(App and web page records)
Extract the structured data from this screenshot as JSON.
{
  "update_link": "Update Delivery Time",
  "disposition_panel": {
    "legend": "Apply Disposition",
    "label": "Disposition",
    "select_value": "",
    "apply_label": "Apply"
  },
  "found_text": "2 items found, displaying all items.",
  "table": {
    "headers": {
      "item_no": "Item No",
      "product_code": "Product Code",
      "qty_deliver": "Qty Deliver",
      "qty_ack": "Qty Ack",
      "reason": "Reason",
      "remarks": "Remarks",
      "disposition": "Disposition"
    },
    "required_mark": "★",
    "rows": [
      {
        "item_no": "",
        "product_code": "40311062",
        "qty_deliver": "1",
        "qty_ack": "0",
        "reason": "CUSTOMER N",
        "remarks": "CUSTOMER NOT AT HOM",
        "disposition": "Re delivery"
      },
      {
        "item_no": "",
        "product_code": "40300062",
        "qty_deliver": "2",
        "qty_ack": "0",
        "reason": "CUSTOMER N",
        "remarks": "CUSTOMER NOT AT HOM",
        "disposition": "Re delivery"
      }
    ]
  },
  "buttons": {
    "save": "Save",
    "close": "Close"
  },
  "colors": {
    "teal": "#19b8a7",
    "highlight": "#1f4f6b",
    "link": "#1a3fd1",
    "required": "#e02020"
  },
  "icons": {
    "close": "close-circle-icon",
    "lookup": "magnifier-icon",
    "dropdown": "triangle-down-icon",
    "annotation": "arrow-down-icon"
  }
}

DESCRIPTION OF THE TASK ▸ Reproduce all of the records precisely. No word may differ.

RESULT FOR THIS TASK ▸
Extract the structured data from this screenshot as JSON.
{
  "update_link": "Update Delivery Time",
  "disposition_panel": {
    "legend": "Apply Disposition",
    "label": "Disposition",
    "select_value": "",
    "apply_label": "Apply"
  },
  "found_text": "2 items found, displaying all items.",
  "table": {
    "headers": {
      "item_no": "Item No",
      "product_code": "Product Code",
      "qty_deliver": "Qty Deliver",
      "qty_ack": "Qty Ack",
      "reason": "Reason",
      "remarks": "Remarks",
      "disposition": "Disposition"
    },
    "required_mark": "★",
    "rows": [
      {
        "item_no": "",
        "product_code": "40311062",
        "qty_deliver": "1",
        "qty_ack": "0",
        "reason": "CUSTOMER N",
        "remarks": "CUSTOMER NOT AT HOM",
        "disposition": "Re delivery"
      },
      {
        "item_no": "",
        "product_code": "40300062",
        "qty_deliver": "2",
        "qty_ack": "0",
        "reason": "CUSTOMER N",
        "remarks": "CUSTOMER NOT AT HOM",
        "disposition": "Re delivery"
      }
    ]
  },
  "buttons": {
    "save": "Save",
    "close": "Close"
  },
  "colors": {
    "teal": "#19b8a7",
    "highlight": "#1f4f6b",
    "link": "#1a3fd1",
    "required": "#e02020"
  },
  "icons": {
    "close": "close-circle-icon",
    "lookup": "magnifier-icon",
    "dropdown": "triangle-down-icon",
    "annotation": "arrow-down-icon"
  }
}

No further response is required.